Let’s be absolutely blunt. Crafting itself is a luxury. Patterns are luxury goods, in the sense that nobody actually needs a pattern. Firstly, a hobby is not a necessity (though I would strongly argue for its importance!). Secondly, there are very many ways to access patterns for free – from free downloads to library copies of books and magazines. And thirdly, it’s always possible to knit without a pattern. (Says the person who always did exactly that for years, because patterns were so hard to come by where I grew up. I know – having the confidence to do that is a privilege in itself. But it is an option.) So if you’re arguing that the work of designing is a privilege… why separate that from the privilege inherent in crafting itself? Having created this false divide between crafters and designers, why position one side as the oppressed (poor, disabled, vulnerable) and the other as privileged? How is that helpful? We’re all struggling equally under capitalism. We need structural analysis and structural solutions. Not wildly unspecific, unhelpful calls to “relinquish your privilege”.

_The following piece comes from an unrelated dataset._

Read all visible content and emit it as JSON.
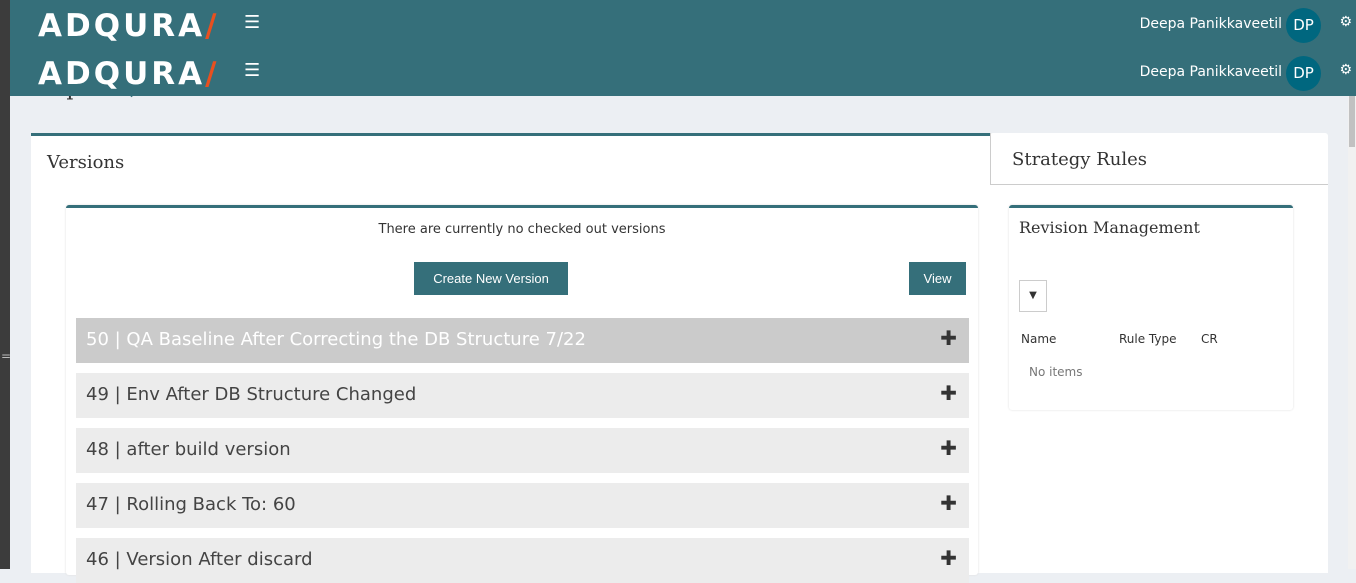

As I argued on Instagram, it’s not really possible to determine objectively the “right” pricing level; everyone needs to figure out what works for them. I do think that in general, patterns are undervalued. I think that customers deserve to have access to great patterns at a price they can afford, but I don’t think that right trumps designers’ right to earn a living – or indeed just to earn a fair reward for their work, even if, like me, they don’t “need” those earnings to pay the rent.
I mean: haven’t we been talking about how the knitting industry (read: designers, yarnies, professionals in positions of visibility) needs to be more inclusive, more representative, less dominated by rich white women? Tell me how that can be achieved if we start from the assumption that designers don’t deserve to make a decent return on their work, because the work itself is a “privilege”?
You’ll notice I’m not taking a stand on the way forward for fairer pricing. I am interested in the tiered pricing approach that some designers are trying out – allowing customers to choose the price they pay. I worry though that this approach makes nonsense of my usual launch discount strategy. (Which is problematic in itself; there’s a strong argument that discounts contribute to devaluing patterns, but for me, they are by far the most effective way of driving sales. I’ve tried other ways. This is what works.) Still, seeing Francoise Danoy telling Ysolda about how she set up a “pay what works” structure for her newest release on Ravelry was a bit of a lightbulb moment. I’d actually wanted to do something like that for Mokita, on fundraising grounds (enabling supporters to donate more than the standard price if they wanted to) but couldn’t see a neat way to do it. Fortunately Frenchie could, and did, and explained it, so I’ve shamelessly stolen her idea. Mokita is now listed at €10, but you can choose to pay just €4 (or options in between). I might apply this approach to some of my back catalogue later. We’ll see.
Oh, one other thing. Taking this back to the starting point of size inclusivity – if you’re a designer, do go read Kim’s great post on why it makes excellent business sense to grade for more sizes. (I mean, duh.) And also check out @fattestknits for help connecting with plus-size testers.
* I may regret saying this, because my working situation keeps changing. If I had more time to work on designing and marketing, I might well see it as a more serious potential business. But for now, this is a fair description.